- _How to complete this task_: Your answer must be an exact copy of the records below.
>>>>
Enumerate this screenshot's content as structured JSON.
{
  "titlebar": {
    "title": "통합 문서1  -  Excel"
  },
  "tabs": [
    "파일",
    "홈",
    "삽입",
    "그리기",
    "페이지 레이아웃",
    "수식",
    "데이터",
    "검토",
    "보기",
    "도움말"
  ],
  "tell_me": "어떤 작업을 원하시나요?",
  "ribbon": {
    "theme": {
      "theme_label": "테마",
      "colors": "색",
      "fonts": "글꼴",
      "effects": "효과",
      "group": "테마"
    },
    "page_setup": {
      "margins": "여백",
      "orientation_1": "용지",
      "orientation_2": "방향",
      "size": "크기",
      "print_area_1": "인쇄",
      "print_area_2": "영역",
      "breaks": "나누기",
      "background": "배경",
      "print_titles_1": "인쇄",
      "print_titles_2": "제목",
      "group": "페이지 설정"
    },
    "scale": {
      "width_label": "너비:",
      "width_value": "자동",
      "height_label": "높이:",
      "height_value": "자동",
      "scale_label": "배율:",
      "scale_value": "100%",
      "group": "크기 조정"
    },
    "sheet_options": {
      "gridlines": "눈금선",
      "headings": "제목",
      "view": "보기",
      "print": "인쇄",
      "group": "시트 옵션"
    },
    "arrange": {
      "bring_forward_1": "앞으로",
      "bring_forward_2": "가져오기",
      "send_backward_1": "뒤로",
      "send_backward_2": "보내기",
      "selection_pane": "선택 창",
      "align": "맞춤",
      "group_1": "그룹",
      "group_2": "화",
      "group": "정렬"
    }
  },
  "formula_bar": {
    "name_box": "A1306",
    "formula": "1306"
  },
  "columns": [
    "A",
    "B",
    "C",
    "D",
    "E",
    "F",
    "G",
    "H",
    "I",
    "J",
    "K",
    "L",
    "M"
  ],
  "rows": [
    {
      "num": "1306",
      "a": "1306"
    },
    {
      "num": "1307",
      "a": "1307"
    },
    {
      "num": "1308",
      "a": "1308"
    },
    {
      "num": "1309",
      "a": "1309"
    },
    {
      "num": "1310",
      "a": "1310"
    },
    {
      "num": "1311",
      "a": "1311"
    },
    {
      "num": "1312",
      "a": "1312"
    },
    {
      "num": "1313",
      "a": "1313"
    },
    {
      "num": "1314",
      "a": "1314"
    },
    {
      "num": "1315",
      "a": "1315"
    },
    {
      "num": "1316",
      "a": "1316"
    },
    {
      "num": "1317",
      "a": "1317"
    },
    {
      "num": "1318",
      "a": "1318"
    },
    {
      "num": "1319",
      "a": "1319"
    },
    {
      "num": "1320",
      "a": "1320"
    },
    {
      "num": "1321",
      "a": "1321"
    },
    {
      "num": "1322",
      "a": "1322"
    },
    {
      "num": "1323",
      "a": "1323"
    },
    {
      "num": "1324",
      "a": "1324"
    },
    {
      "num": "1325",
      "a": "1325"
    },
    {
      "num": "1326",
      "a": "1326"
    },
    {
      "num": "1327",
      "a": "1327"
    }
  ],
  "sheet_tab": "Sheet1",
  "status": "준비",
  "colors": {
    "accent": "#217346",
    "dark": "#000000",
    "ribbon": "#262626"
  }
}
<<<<
- _Result of the task_:
Enumerate this screenshot's content as structured JSON.
{
  "titlebar": {
    "title": "통합 문서1  -  Excel"
  },
  "tabs": [
    "파일",
    "홈",
    "삽입",
    "그리기",
    "페이지 레이아웃",
    "수식",
    "데이터",
    "검토",
    "보기",
    "도움말"
  ],
  "tell_me": "어떤 작업을 원하시나요?",
  "ribbon": {
    "theme": {
      "theme_label": "테마",
      "colors": "색",
      "fonts": "글꼴",
      "effects": "효과",
      "group": "테마"
    },
    "page_setup": {
      "margins": "여백",
      "orientation_1": "용지",
      "orientation_2": "방향",
      "size": "크기",
      "print_area_1": "인쇄",
      "print_area_2": "영역",
      "breaks": "나누기",
      "background": "배경",
      "print_titles_1": "인쇄",
      "print_titles_2": "제목",
      "group": "페이지 설정"
    },
    "scale": {
      "width_label": "너비:",
      "width_value": "자동",
      "height_label": "높이:",
      "height_value": "자동",
      "scale_label": "배율:",
      "scale_value": "100%",
      "group": "크기 조정"
    },
    "sheet_options": {
      "gridlines": "눈금선",
      "headings": "제목",
      "view": "보기",
      "print": "인쇄",
      "group": "시트 옵션"
    },
    "arrange": {
      "bring_forward_1": "앞으로",
      "bring_forward_2": "가져오기",
      "send_backward_1": "뒤로",
      "send_backward_2": "보내기",
      "selection_pane": "선택 창",
      "align": "맞춤",
      "group_1": "그룹",
      "group_2": "화",
      "group": "정렬"
    }
  },
  "formula_bar": {
    "name_box": "A1306",
    "formula": "1306"
  },
  "columns": [
    "A",
    "B",
    "C",
    "D",
    "E",
    "F",
    "G",
    "H",
    "I",
    "J",
    "K",
    "L",
    "M"
  ],
  "rows": [
    {
      "num": "1306",
      "a": "1306"
    },
    {
      "num": "1307",
      "a": "1307"
    },
    {
      "num": "1308",
      "a": "1308"
    },
    {
      "num": "1309",
      "a": "1309"
    },
    {
      "num": "1310",
      "a": "1310"
    },
    {
      "num": "1311",
      "a": "1311"
    },
    {
      "num": "1312",
      "a": "1312"
    },
    {
      "num": "1313",
      "a": "1313"
    },
    {
      "num": "1314",
      "a": "1314"
    },
    {
      "num": "1315",
      "a": "1315"
    },
    {
      "num": "1316",
      "a": "1316"
    },
    {
      "num": "1317",
      "a": "1317"
    },
    {
      "num": "1318",
      "a": "1318"
    },
    {
      "num": "1319",
      "a": "1319"
    },
    {
      "num": "1320",
      "a": "1320"
    },
    {
      "num": "1321",
      "a": "1321"
    },
    {
      "num": "1322",
      "a": "1322"
    },
    {
      "num": "1323",
      "a": "1323"
    },
    {
      "num": "1324",
      "a": "1324"
    },
    {
      "num": "1325",
      "a": "1325"
    },
    {
      "num": "1326",
      "a": "1326"
    },
    {
      "num": "1327",
      "a": "1327"
    }
  ],
  "sheet_tab": "Sheet1",
  "status": "준비",
  "colors": {
    "accent": "#217346",
    "dark": "#000000",
    "ribbon": "#262626"
  }
}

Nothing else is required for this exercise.